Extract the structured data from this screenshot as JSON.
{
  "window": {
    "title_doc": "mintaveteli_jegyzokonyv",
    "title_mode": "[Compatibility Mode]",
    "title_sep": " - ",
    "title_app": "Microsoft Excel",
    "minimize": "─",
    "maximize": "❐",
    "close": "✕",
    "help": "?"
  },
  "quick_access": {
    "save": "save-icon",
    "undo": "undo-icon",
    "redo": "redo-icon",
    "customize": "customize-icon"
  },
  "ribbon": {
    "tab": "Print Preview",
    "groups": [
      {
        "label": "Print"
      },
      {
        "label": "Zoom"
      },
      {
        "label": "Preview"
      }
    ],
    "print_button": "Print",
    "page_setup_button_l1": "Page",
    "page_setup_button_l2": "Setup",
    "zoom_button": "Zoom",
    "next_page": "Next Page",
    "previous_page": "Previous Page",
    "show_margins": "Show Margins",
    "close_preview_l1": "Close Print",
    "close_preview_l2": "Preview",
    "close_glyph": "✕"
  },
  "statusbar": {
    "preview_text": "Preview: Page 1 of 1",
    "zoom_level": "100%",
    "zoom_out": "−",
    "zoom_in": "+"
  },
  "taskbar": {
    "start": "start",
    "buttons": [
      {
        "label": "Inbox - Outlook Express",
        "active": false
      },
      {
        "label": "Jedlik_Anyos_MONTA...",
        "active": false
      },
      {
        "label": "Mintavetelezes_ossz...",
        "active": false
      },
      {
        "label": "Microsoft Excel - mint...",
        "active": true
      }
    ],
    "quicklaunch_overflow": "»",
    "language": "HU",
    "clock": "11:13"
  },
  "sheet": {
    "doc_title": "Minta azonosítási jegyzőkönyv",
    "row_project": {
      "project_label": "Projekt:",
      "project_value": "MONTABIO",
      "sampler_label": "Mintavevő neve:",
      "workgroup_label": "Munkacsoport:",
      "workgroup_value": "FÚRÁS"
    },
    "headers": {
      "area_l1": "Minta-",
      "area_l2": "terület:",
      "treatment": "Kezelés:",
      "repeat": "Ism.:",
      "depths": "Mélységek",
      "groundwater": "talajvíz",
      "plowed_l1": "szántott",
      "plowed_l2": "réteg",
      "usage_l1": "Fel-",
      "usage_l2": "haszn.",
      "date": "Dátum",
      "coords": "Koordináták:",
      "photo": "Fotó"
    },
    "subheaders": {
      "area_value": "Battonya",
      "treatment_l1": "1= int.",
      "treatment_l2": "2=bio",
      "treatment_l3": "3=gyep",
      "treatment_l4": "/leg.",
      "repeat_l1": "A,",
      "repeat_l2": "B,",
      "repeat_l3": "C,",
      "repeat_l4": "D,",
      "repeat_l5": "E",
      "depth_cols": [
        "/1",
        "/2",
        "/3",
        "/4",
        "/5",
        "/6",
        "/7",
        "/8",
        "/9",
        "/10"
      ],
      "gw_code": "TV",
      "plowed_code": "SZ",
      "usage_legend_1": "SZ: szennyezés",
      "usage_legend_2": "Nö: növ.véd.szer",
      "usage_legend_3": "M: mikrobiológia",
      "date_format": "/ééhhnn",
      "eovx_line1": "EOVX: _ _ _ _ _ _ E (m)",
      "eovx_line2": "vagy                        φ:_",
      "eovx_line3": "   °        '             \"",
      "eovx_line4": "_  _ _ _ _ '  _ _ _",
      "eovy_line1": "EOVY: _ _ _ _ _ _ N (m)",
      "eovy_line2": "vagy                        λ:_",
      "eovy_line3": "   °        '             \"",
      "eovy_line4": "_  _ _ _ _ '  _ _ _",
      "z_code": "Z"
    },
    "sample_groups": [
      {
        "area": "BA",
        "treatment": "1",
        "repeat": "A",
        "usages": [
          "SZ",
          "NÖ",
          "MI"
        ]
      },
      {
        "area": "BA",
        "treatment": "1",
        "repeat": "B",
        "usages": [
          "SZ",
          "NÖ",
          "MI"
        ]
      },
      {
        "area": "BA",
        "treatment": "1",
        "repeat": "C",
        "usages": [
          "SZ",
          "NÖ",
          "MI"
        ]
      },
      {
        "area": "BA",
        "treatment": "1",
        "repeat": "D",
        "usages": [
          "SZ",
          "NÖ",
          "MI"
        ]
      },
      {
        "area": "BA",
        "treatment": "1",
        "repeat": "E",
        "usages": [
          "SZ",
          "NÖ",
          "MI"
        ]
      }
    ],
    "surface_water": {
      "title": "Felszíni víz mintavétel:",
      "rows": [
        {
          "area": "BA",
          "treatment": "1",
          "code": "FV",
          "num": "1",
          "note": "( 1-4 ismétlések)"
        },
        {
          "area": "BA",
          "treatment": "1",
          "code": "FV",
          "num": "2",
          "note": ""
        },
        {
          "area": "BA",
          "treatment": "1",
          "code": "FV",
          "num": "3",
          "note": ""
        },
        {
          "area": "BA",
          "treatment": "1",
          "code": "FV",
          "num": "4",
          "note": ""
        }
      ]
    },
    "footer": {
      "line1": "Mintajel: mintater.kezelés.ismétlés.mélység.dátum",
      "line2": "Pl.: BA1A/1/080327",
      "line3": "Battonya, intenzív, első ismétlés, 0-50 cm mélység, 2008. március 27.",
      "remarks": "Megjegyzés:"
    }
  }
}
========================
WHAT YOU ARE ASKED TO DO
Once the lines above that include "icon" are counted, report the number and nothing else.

SOLUTION TO THE EXERCISE
4